[Data records for software interfaces]

--------------------------------------------------

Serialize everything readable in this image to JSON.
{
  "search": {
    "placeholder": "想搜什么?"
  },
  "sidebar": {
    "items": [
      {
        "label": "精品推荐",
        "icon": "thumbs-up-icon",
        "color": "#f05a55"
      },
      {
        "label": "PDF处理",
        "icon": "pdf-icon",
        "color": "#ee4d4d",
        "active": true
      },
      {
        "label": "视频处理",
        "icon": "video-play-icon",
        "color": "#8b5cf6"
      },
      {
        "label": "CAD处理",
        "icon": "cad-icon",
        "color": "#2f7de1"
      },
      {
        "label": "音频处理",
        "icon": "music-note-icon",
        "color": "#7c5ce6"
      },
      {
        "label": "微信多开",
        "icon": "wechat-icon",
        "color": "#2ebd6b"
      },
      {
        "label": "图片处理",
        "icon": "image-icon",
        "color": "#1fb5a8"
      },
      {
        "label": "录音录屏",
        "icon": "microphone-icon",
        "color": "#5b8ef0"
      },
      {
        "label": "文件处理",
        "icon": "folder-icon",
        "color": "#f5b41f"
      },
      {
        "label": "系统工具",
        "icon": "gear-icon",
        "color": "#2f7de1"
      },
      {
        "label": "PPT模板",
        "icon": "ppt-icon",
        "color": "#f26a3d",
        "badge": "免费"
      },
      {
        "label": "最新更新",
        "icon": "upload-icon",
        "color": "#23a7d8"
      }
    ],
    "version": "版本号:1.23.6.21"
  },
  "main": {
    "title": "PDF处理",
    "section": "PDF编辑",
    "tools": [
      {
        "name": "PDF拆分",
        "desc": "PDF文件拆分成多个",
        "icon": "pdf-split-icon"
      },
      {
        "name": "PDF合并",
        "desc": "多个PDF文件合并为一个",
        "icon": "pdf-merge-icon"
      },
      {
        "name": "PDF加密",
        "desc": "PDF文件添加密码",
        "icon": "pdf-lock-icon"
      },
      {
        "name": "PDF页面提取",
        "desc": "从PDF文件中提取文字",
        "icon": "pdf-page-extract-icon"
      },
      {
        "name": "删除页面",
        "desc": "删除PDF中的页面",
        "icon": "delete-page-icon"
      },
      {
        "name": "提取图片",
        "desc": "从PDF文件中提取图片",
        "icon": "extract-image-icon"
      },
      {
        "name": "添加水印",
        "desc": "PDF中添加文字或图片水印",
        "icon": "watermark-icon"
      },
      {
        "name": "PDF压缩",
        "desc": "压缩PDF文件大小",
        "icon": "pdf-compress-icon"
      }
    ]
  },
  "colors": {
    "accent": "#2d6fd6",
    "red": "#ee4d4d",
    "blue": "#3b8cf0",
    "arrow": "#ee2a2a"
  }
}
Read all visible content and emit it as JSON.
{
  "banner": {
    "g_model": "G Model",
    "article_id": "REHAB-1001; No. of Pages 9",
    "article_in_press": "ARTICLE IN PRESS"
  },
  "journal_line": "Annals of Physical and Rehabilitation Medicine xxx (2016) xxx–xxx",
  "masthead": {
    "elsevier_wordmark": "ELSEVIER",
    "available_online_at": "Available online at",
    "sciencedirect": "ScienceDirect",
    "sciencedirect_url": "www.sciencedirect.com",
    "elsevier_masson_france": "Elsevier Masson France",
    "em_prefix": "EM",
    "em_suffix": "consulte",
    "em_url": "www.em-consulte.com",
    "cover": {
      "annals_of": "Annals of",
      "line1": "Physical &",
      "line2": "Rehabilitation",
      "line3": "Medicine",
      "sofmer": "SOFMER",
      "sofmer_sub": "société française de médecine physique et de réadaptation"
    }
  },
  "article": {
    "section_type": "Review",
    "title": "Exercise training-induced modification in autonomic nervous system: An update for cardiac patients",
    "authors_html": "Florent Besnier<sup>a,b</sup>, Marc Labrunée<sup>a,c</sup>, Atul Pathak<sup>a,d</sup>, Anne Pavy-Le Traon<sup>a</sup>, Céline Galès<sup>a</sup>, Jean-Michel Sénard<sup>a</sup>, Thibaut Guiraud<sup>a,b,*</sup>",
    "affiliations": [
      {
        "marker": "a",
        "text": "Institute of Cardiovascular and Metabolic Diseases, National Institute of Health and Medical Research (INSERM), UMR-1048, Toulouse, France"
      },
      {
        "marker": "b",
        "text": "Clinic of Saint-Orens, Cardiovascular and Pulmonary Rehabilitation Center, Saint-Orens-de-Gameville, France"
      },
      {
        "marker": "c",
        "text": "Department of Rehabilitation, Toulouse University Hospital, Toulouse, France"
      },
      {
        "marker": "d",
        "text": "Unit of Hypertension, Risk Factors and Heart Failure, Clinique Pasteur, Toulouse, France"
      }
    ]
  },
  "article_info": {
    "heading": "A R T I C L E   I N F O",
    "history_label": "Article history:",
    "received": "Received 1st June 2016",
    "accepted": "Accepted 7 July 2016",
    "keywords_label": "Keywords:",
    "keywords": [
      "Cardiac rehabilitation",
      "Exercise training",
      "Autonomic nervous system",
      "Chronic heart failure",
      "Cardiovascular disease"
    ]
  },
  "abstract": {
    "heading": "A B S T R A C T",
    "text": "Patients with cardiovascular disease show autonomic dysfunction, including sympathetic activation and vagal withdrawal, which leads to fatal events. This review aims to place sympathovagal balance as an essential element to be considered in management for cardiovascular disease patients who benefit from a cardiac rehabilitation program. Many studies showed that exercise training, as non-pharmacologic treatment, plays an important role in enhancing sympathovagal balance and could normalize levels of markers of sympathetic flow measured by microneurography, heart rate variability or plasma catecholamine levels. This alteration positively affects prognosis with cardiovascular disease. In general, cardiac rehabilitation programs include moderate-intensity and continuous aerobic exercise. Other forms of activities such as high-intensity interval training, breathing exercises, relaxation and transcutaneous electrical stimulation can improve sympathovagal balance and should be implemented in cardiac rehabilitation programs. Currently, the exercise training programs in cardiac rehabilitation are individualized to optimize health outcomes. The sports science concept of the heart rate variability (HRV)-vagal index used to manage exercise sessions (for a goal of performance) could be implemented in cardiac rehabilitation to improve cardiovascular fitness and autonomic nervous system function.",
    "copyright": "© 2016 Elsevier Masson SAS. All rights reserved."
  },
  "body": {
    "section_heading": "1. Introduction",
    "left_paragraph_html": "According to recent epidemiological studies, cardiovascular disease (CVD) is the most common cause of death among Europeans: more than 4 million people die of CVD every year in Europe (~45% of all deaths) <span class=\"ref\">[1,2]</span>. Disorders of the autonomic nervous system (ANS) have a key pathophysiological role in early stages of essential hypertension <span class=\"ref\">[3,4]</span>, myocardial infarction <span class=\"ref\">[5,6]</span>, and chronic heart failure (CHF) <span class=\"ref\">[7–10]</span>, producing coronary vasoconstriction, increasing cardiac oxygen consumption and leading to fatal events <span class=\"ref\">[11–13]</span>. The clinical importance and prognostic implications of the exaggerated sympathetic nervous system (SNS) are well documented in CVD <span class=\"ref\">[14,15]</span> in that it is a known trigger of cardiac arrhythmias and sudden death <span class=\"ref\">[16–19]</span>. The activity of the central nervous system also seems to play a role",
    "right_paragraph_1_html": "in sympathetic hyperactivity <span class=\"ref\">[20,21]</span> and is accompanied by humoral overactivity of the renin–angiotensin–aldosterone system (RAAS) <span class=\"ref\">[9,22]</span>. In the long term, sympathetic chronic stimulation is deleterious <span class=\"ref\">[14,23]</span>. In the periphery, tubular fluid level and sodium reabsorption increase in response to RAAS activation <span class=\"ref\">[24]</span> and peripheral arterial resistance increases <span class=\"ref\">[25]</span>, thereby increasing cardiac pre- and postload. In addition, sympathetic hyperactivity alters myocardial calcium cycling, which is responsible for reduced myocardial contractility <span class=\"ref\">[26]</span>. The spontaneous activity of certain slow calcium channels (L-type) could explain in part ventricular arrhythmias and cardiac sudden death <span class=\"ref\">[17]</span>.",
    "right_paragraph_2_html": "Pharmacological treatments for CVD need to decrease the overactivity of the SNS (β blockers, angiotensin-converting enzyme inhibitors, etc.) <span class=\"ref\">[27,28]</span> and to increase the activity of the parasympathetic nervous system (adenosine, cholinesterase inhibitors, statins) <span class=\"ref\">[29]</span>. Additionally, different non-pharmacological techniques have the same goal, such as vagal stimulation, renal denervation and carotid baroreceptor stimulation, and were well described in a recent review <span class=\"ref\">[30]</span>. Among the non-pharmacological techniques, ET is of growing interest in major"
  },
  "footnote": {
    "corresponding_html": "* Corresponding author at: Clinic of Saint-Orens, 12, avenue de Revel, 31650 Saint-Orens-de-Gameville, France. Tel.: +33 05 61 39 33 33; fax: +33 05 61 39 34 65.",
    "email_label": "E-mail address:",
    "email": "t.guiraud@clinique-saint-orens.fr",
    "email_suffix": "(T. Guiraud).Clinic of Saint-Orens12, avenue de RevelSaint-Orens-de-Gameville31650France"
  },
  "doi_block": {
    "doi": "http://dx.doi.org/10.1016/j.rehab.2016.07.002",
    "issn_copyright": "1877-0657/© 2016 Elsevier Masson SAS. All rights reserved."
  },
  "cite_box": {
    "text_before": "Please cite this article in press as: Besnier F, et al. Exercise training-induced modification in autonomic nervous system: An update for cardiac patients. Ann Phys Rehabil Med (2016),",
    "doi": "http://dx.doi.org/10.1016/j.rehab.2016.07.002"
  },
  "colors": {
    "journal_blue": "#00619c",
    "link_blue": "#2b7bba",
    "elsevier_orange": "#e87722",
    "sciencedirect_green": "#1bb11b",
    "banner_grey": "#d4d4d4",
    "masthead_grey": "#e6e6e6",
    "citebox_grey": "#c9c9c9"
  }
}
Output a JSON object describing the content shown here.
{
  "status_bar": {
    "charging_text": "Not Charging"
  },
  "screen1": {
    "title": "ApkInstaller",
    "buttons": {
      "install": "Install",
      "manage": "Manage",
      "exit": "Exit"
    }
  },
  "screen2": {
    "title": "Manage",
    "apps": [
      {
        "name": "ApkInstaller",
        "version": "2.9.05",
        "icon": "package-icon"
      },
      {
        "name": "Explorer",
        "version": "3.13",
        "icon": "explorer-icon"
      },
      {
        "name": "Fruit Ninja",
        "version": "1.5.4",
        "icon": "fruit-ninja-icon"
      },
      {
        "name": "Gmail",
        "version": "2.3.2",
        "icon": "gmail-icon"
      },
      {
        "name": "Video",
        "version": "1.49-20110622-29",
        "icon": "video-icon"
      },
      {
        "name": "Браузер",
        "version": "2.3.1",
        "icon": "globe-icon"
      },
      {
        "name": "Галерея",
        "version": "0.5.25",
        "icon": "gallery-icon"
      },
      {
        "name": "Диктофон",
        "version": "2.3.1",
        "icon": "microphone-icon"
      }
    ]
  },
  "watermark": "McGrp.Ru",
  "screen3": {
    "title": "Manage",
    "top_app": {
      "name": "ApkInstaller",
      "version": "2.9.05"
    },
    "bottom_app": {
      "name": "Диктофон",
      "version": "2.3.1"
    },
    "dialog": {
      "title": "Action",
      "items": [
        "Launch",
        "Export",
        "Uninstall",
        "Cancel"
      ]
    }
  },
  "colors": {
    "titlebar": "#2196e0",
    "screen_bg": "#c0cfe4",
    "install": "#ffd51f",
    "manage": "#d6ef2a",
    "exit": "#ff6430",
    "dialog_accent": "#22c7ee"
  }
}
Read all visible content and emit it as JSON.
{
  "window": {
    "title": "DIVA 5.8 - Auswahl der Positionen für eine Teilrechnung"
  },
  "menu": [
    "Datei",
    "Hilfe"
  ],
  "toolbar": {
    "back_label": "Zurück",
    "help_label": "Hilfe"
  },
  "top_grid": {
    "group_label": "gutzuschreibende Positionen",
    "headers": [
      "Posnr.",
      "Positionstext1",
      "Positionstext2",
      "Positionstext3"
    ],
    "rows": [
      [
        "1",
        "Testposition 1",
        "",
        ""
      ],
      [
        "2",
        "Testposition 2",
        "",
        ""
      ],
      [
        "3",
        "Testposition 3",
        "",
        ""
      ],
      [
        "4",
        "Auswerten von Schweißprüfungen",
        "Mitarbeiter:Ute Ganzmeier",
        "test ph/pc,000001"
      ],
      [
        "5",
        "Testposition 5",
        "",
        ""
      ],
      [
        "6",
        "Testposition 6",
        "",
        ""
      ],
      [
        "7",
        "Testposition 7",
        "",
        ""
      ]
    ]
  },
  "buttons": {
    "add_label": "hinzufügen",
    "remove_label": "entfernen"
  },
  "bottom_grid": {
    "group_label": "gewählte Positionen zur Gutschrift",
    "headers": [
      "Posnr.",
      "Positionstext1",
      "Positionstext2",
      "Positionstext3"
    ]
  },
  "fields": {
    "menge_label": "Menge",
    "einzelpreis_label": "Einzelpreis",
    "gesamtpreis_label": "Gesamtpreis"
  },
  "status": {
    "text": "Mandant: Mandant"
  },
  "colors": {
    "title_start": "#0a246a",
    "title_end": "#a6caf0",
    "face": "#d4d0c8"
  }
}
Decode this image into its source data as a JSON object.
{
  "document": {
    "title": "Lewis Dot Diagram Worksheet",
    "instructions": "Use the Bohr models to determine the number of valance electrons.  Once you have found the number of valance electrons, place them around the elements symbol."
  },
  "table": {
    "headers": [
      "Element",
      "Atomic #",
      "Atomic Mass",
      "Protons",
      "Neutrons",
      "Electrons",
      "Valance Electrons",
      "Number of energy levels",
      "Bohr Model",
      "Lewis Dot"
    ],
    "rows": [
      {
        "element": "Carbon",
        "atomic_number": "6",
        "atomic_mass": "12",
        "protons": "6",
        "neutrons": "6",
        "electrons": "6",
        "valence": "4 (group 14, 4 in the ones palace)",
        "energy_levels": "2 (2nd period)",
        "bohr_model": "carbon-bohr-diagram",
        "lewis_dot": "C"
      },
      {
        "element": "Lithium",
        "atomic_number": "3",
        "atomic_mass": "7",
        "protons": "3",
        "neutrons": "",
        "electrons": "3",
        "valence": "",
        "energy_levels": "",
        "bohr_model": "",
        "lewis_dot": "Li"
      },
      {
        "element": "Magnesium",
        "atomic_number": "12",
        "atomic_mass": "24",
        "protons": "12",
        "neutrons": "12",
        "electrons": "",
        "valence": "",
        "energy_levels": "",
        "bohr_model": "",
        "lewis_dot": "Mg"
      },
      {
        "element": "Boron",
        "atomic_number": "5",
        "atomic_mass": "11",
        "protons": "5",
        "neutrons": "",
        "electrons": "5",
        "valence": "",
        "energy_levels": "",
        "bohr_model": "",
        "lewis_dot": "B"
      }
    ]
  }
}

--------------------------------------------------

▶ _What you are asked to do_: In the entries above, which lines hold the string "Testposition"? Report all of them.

▶ _Task answer_:
        "Testposition 1",
        "Testposition 2",
        "Testposition 3",
        "Testposition 5",
        "Testposition 6",
        "Testposition 7",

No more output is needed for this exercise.